Of course, the pandemic, racial inequality, and institutional responses are all intertwined. Just consult the data: According to the Centers for Disease Control and Prevention, Black, indigenous, and Latinx Americans are roughly three times more likely than white Americans to be hospitalized for COVID-19, and roughly twice as likely to die from it. The pandemic has not created social inequalities, but it has exacerbated them. A comprehensive public health response would require targeted attention on those inequalities and the policies that have created them.
A parallel can be drawn to the racial reckoning in arts institutions. Prominent classical musicians in the United States have always been overwhelmingly white. Many institutions have always had implicit or explicit exclusionary policies. And, in recent decades, musicians have struggled to expand their audiences — even when concert halls were still open. The 2020 racial protests did not create these circumstances, but they did highlight how urgently artists must respond to the inequities in their fields, should they hope to continue making impactful art in the years to come.
It follows, then, that responding to inequities in arts and culture should also provide a blueprint for sustainable art making once concert halls reopen. After all, as the Americans for the Arts’ proposal indicates, live performance is just one of the many services artists and musicians provide.
Out Into the World
How, then, do you create a truly equitable arts practice? That’s the million-dollar question — and there are a million possible answers. Holding free forums to discuss solutions and generate ideas is a good start. But, as President and Artistic Director of the Sphinx Organization Afa Dworkin pointed out, artists and institutions mustn’t mistake conversation for action: “Until we set ourselves numeric, measurable, accountability-infused goals” — and practice them for multiple years — “I don’t think much will change.”
In June, Peabody outlined specific steps the institute will take to continue building an inclusive arts practice, including supporting early music education for Black and Latinx musicians, recruiting more faculty members and students of color, and broadening the scope of musical practices taught in curricula.
The Peabody LAUNCHPad assists students in building skills in entrepreneurship — vital in a field that increasingly asks artists less what audiences can do to support their music, and more how their music can support audiences.
Eager music students can look to the examples of other artists and organizations.
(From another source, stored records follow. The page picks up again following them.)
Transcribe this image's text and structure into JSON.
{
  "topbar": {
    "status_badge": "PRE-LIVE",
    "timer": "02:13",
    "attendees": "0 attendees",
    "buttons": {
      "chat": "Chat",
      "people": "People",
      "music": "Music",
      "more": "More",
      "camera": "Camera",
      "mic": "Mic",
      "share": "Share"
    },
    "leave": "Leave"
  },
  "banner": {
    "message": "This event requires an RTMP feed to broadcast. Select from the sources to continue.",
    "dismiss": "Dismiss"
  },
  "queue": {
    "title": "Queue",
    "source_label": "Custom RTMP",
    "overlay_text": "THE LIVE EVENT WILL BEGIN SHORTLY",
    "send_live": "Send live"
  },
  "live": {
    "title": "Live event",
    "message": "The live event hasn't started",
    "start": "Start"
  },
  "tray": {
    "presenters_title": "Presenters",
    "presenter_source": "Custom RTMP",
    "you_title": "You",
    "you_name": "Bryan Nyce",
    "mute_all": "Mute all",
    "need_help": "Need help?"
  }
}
In the early weeks of the pandemic, the International Contemporary Ensemble held a series of virtual town halls where audiences could take part in conversations about the Ensemble’s COVID-19 response. “It made people feel connected,” said Ross Karre, the Ensemble’s artistic director. “So, we took that model and made that a regular occurrence every Tuesday. Even in our best in-person concerts, we didn’t achieve that level of intimacy.”
For Susan Zhang, no class or practice session takes the place of actually going out into the world and getting your hands dirty. She recalled how one of her teachers, Marina Lomazov, who founded the Southeastern Piano Festival, asked her to executive produce the festival’s opening extravaganza. “That was really great preparation for The Concert Truck,” she said. Beyond that, Nick Luby said that their success with The Concert Truck has come from a mindset of “normalizing failure — combining the rigorous perfectionism that we learn [in conservatory] with a radical acceptance of what we can do in the moment.”
At a time when prospects might feel grim for so many performing artists, such an outlook seems the only reasonable — and hopeful — way to move forward.